Origin: England, Staffordshire
Overall: 1 3/8 x 15 1/16 x 15 1/8in. (3.5 x 38.3 x 38.4cm)
Stoneware, salt-glazed, white
Museum Purchase
Acc. No. 2005-32
Large circular flat dish molded around the rim with three scroll-edged panels of a Prussian eagle, a bust-length portrait of Frederick the Great; and military trophies against a star-trelliswork ground alternating with three scroll-edged panels inscribed SUSSESS TO THE / KING OF PRUSSIA / AND HIS FORCES
Label:Plates and dishes bearing political sentiments are among other oddities available in America. An advertisement for “Prussian” plates and dishes appeared in the Boston Gazette in 1758. Frederick the Great, King of Prussia, had invaded Saxony in 1756, thereby instigating the Seven Years’ War (1756–1763). As the principal ally of Prussia, Britain supported the war both on the Continent and in her North American colonies, where British troops and colonial militia were able to wrest territory from France, Britain and Prussia’s mutual enemy. In America, Frederick the Great is commemorated by place-names such as King of Prussia, Pennsylvania. Stoneware, such as this large dish, embellished with the motto “Success to the King of Prussia and His Forces” may be considered an eighteenth-century version of a political bumper sticker in support of the war.
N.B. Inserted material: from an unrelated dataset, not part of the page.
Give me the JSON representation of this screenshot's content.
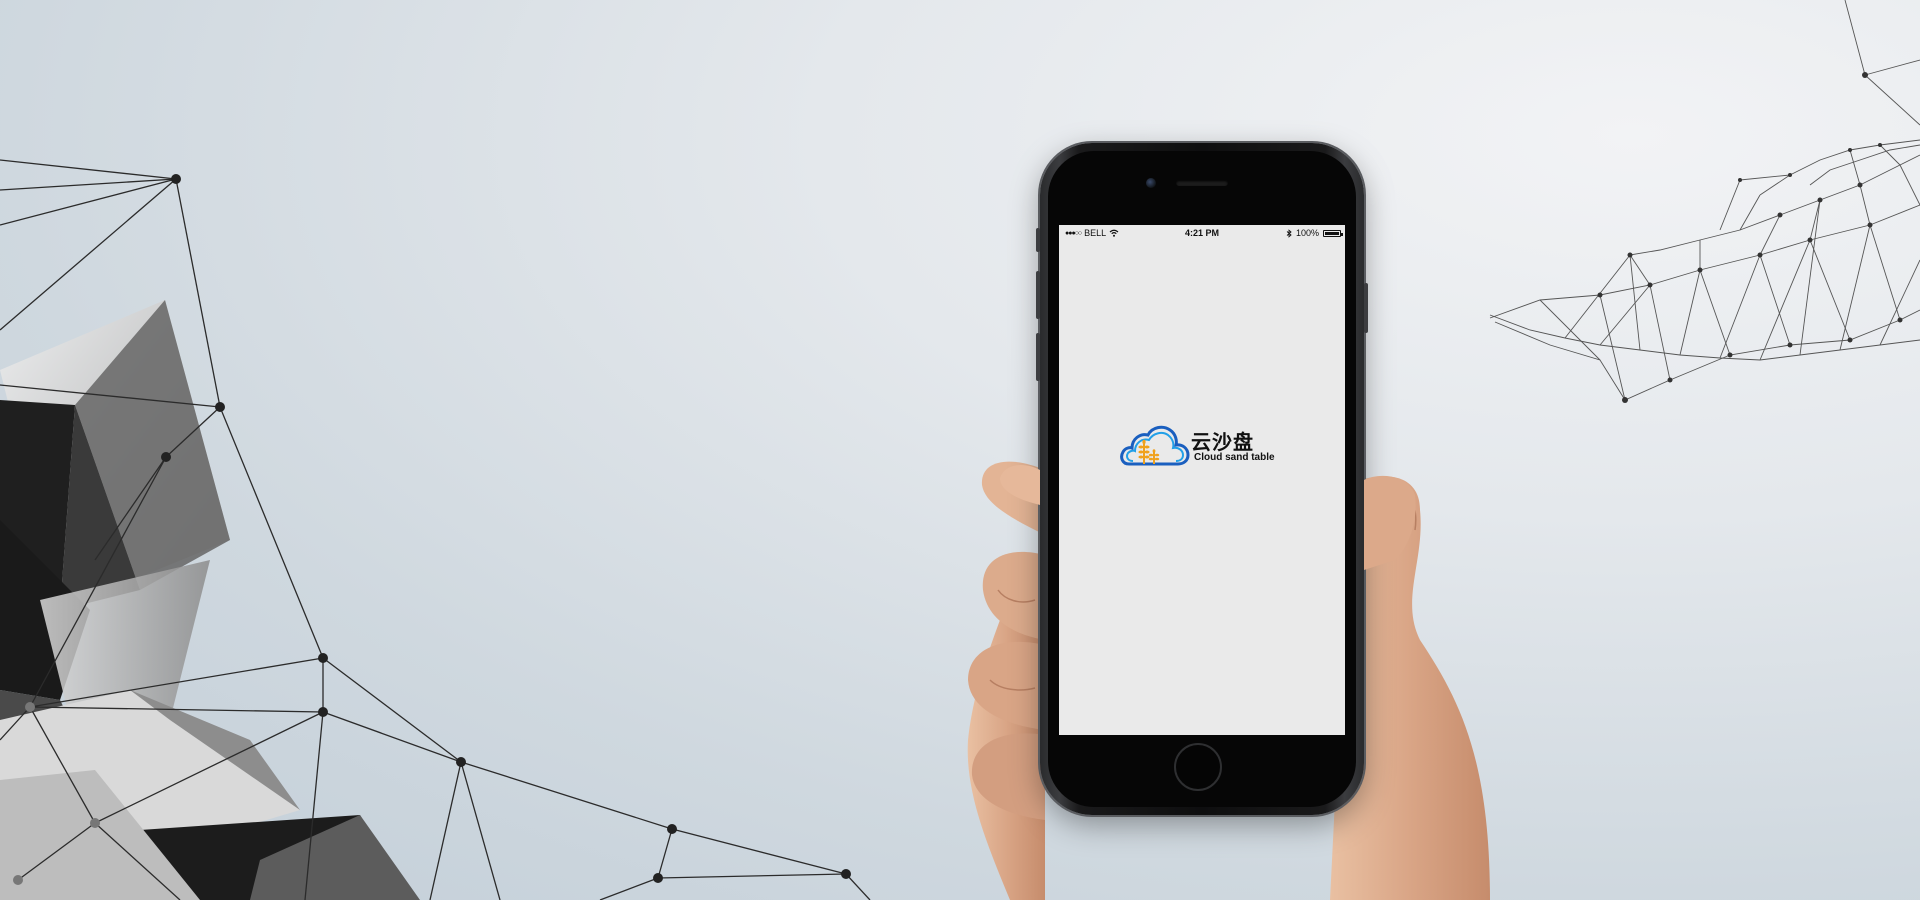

Provenance:Purchased at Sotheby's NY Importan Americana Sale, lot 197, on Jan. 21, 2005 by Jonathan Horne on behalf of Colonial Williamsburg; ex collection Bernard and Judith Newman.